## Exercise goal
Your copy of the lines below must match them exactly and contain no images.

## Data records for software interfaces
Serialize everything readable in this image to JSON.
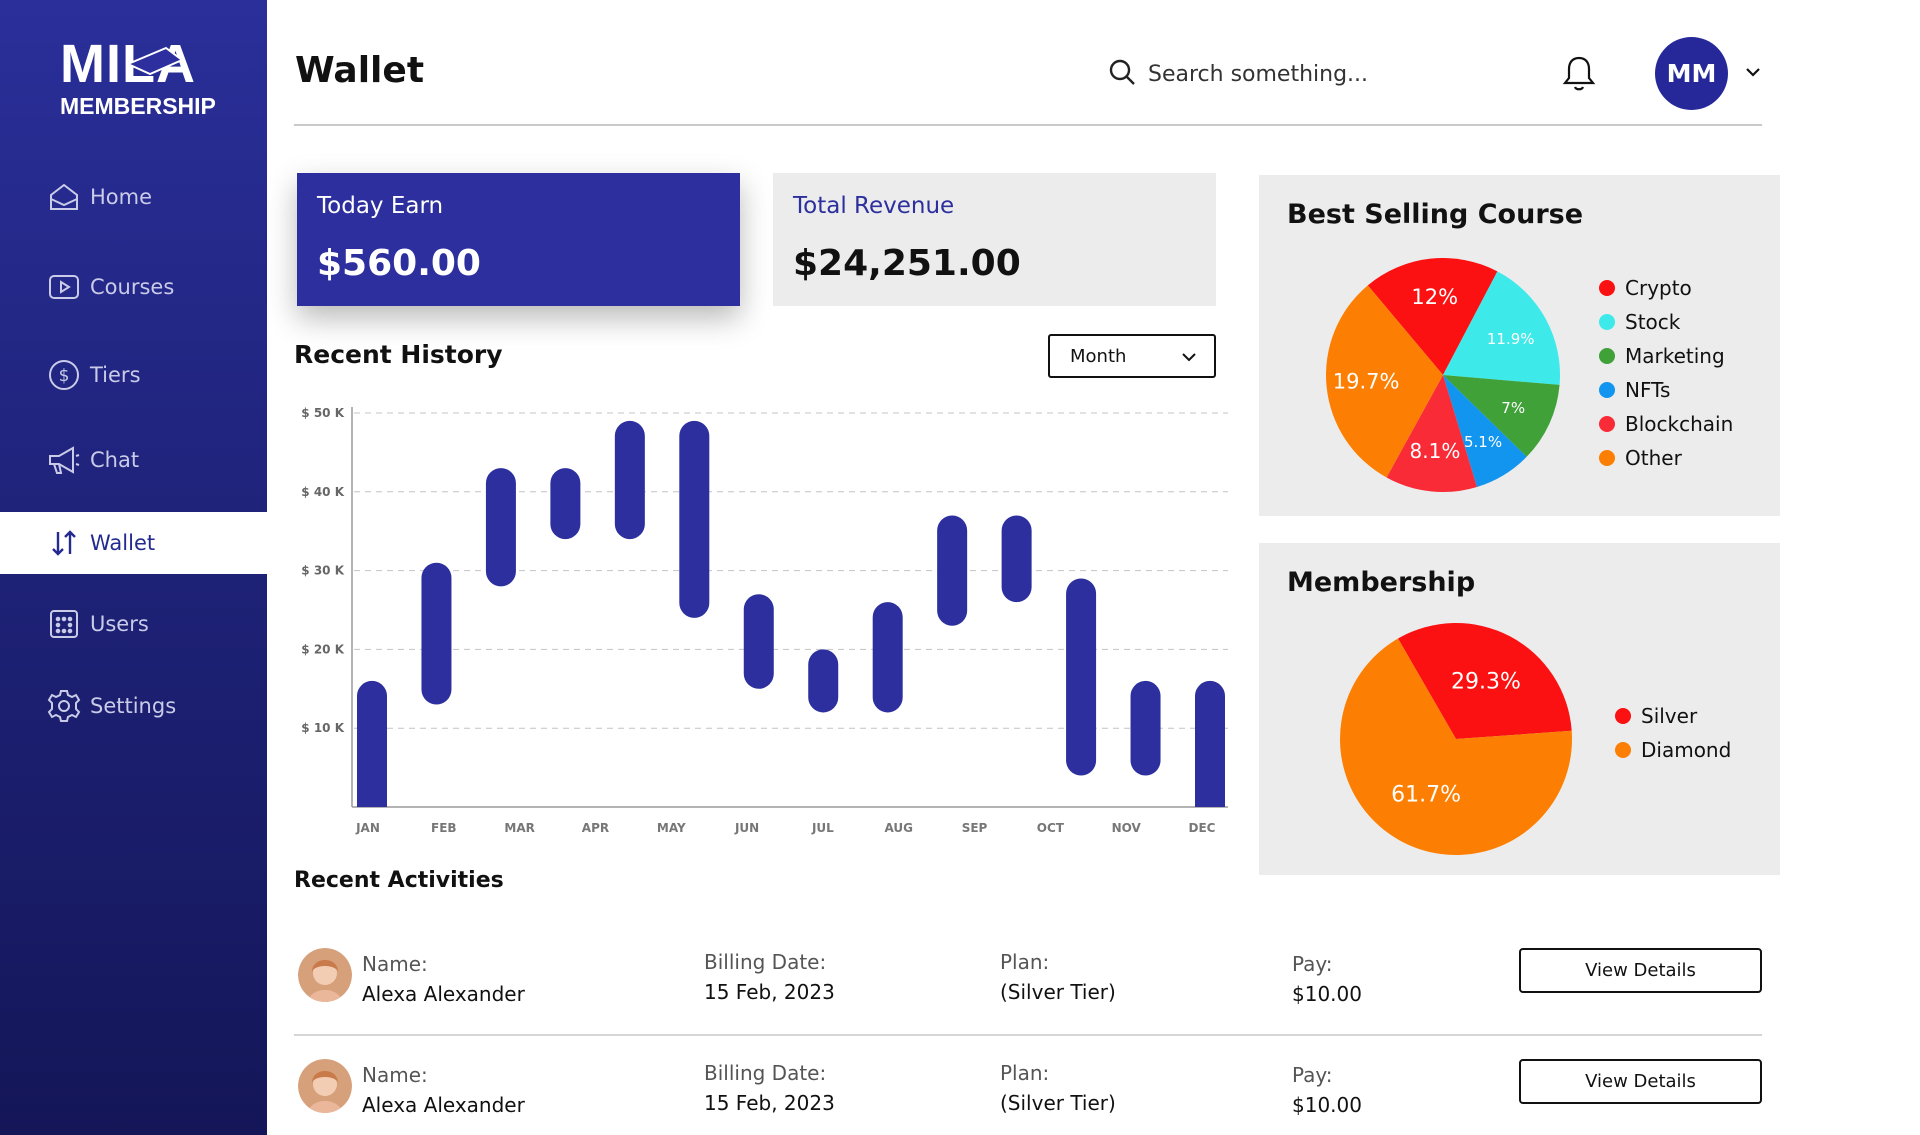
{
  "brand": {
    "logo_text": "MILA",
    "logo_subtext": "MEMBERSHIP"
  },
  "sidebar": {
    "items": [
      {
        "label": "Home",
        "icon": "home-icon"
      },
      {
        "label": "Courses",
        "icon": "play-icon"
      },
      {
        "label": "Tiers",
        "icon": "dollar-circle-icon"
      },
      {
        "label": "Chat",
        "icon": "megaphone-icon"
      },
      {
        "label": "Wallet",
        "icon": "sort-arrows-icon",
        "active": true
      },
      {
        "label": "Users",
        "icon": "users-box-icon"
      },
      {
        "label": "Settings",
        "icon": "gear-icon"
      }
    ]
  },
  "header": {
    "title": "Wallet",
    "search_placeholder": "Search something...",
    "user_initials": "MM"
  },
  "stats": {
    "today_earn_label": "Today Earn",
    "today_earn_value": "$560.00",
    "total_revenue_label": "Total Revenue",
    "total_revenue_value": "$24,251.00"
  },
  "history": {
    "title": "Recent History",
    "period_select": "Month"
  },
  "colors": {
    "brand": "#2c2f9d",
    "sidebar_dark": "#141658",
    "bar": "#2c2f9d",
    "red": "#fb1111",
    "cyan": "#3ee9ea",
    "green": "#3fa138",
    "blue": "#1195ee",
    "orange": "#fc7f03"
  },
  "chart_data": [
    {
      "type": "bar",
      "subtype": "floating-range",
      "title": "Recent History",
      "categories": [
        "JAN",
        "FEB",
        "MAR",
        "APR",
        "MAY",
        "JUN",
        "JUL",
        "AUG",
        "SEP",
        "OCT",
        "NOV",
        "DEC"
      ],
      "ranges": [
        [
          0,
          16
        ],
        [
          13,
          31
        ],
        [
          28,
          43
        ],
        [
          34,
          43
        ],
        [
          34,
          49
        ],
        [
          24,
          49
        ],
        [
          15,
          27
        ],
        [
          12,
          20
        ],
        [
          12,
          26
        ],
        [
          23,
          37
        ],
        [
          26,
          37
        ],
        [
          4,
          29
        ],
        [
          4,
          16
        ],
        [
          0,
          16
        ]
      ],
      "low": [
        0,
        13,
        28,
        34,
        34,
        24,
        15,
        12,
        12,
        23,
        26,
        4,
        4,
        0
      ],
      "high": [
        16,
        31,
        43,
        43,
        49,
        49,
        27,
        20,
        26,
        37,
        37,
        29,
        16,
        16
      ],
      "yticks": [
        "$ 10 K",
        "$ 20 K",
        "$ 30 K",
        "$ 40 K",
        "$ 50 K"
      ],
      "ytick_values": [
        10,
        20,
        30,
        40,
        50
      ],
      "ylim": [
        0,
        50
      ],
      "grid": true
    },
    {
      "type": "pie",
      "title": "Best Selling Course",
      "slices": [
        {
          "label": "Crypto",
          "value": 12,
          "display": "12%",
          "color": "#fb1111"
        },
        {
          "label": "Stock",
          "value": 11.9,
          "display": "11.9%",
          "color": "#3ee9ea"
        },
        {
          "label": "Marketing",
          "value": 7,
          "display": "7%",
          "color": "#3fa138"
        },
        {
          "label": "NFTs",
          "value": 5.1,
          "display": "5.1%",
          "color": "#1195ee"
        },
        {
          "label": "Blockchain",
          "value": 8.1,
          "display": "8.1%",
          "color": "#f92b36"
        },
        {
          "label": "Other",
          "value": 19.7,
          "display": "19.7%",
          "color": "#fc7f03"
        }
      ],
      "legend": "right"
    },
    {
      "type": "pie",
      "title": "Membership",
      "slices": [
        {
          "label": "Silver",
          "value": 29.3,
          "display": "29.3%",
          "color": "#fb1111"
        },
        {
          "label": "Diamond",
          "value": 61.7,
          "display": "61.7%",
          "color": "#fc7f03"
        }
      ],
      "legend": "right"
    }
  ],
  "activities": {
    "title": "Recent Activities",
    "rows": [
      {
        "name_label": "Name:",
        "name": "Alexa Alexander",
        "billing_label": "Billing Date:",
        "billing": "15 Feb, 2023",
        "plan_label": "Plan:",
        "plan": "(Silver Tier)",
        "pay_label": "Pay:",
        "pay": "$10.00",
        "button": "View Details"
      },
      {
        "name_label": "Name:",
        "name": "Alexa Alexander",
        "billing_label": "Billing Date:",
        "billing": "15 Feb, 2023",
        "plan_label": "Plan:",
        "plan": "(Silver Tier)",
        "pay_label": "Pay:",
        "pay": "$10.00",
        "button": "View Details"
      }
    ]
  }
}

## Response to this task
Serialize everything readable in this image to JSON.
{
  "brand": {
    "logo_text": "MILA",
    "logo_subtext": "MEMBERSHIP"
  },
  "sidebar": {
    "items": [
      {
        "label": "Home",
        "icon": "home-icon"
      },
      {
        "label": "Courses",
        "icon": "play-icon"
      },
      {
        "label": "Tiers",
        "icon": "dollar-circle-icon"
      },
      {
        "label": "Chat",
        "icon": "megaphone-icon"
      },
      {
        "label": "Wallet",
        "icon": "sort-arrows-icon",
        "active": true
      },
      {
        "label": "Users",
        "icon": "users-box-icon"
      },
      {
        "label": "Settings",
        "icon": "gear-icon"
      }
    ]
  },
  "header": {
    "title": "Wallet",
    "search_placeholder": "Search something...",
    "user_initials": "MM"
  },
  "stats": {
    "today_earn_label": "Today Earn",
    "today_earn_value": "$560.00",
    "total_revenue_label": "Total Revenue",
    "total_revenue_value": "$24,251.00"
  },
  "history": {
    "title": "Recent History",
    "period_select": "Month"
  },
  "colors": {
    "brand": "#2c2f9d",
    "sidebar_dark": "#141658",
    "bar": "#2c2f9d",
    "red": "#fb1111",
    "cyan": "#3ee9ea",
    "green": "#3fa138",
    "blue": "#1195ee",
    "orange": "#fc7f03"
  },
  "chart_data": [
    {
      "type": "bar",
      "subtype": "floating-range",
      "title": "Recent History",
      "categories": [
        "JAN",
        "FEB",
        "MAR",
        "APR",
        "MAY",
        "JUN",
        "JUL",
        "AUG",
        "SEP",
        "OCT",
        "NOV",
        "DEC"
      ],
      "ranges": [
        [
          0,
          16
        ],
        [
          13,
          31
        ],
        [
          28,
          43
        ],
        [
          34,
          43
        ],
        [
          34,
          49
        ],
        [
          24,
          49
        ],
        [
          15,
          27
        ],
        [
          12,
          20
        ],
        [
          12,
          26
        ],
        [
          23,
          37
        ],
        [
          26,
          37
        ],
        [
          4,
          29
        ],
        [
          4,
          16
        ],
        [
          0,
          16
        ]
      ],
      "low": [
        0,
        13,
        28,
        34,
        34,
        24,
        15,
        12,
        12,
        23,
        26,
        4,
        4,
        0
      ],
      "high": [
        16,
        31,
        43,
        43,
        49,
        49,
        27,
        20,
        26,
        37,
        37,
        29,
        16,
        16
      ],
      "yticks": [
        "$ 10 K",
        "$ 20 K",
        "$ 30 K",
        "$ 40 K",
        "$ 50 K"
      ],
      "ytick_values": [
        10,
        20,
        30,
        40,
        50
      ],
      "ylim": [
        0,
        50
      ],
      "grid": true
    },
    {
      "type": "pie",
      "title": "Best Selling Course",
      "slices": [
        {
          "label": "Crypto",
          "value": 12,
          "display": "12%",
          "color": "#fb1111"
        },
        {
          "label": "Stock",
          "value": 11.9,
          "display": "11.9%",
          "color": "#3ee9ea"
        },
        {
          "label": "Marketing",
          "value": 7,
          "display": "7%",
          "color": "#3fa138"
        },
        {
          "label": "NFTs",
          "value": 5.1,
          "display": "5.1%",
          "color": "#1195ee"
        },
        {
          "label": "Blockchain",
          "value": 8.1,
          "display": "8.1%",
          "color": "#f92b36"
        },
        {
          "label": "Other",
          "value": 19.7,
          "display": "19.7%",
          "color": "#fc7f03"
        }
      ],
      "legend": "right"
    },
    {
      "type": "pie",
      "title": "Membership",
      "slices": [
        {
          "label": "Silver",
          "value": 29.3,
          "display": "29.3%",
          "color": "#fb1111"
        },
        {
          "label": "Diamond",
          "value": 61.7,
          "display": "61.7%",
          "color": "#fc7f03"
        }
      ],
      "legend": "right"
    }
  ],
  "activities": {
    "title": "Recent Activities",
    "rows": [
      {
        "name_label": "Name:",
        "name": "Alexa Alexander",
        "billing_label": "Billing Date:",
        "billing": "15 Feb, 2023",
        "plan_label": "Plan:",
        "plan": "(Silver Tier)",
        "pay_label": "Pay:",
        "pay": "$10.00",
        "button": "View Details"
      },
      {
        "name_label": "Name:",
        "name": "Alexa Alexander",
        "billing_label": "Billing Date:",
        "billing": "15 Feb, 2023",
        "plan_label": "Plan:",
        "plan": "(Silver Tier)",
        "pay_label": "Pay:",
        "pay": "$10.00",
        "button": "View Details"
      }
    ]
  }
}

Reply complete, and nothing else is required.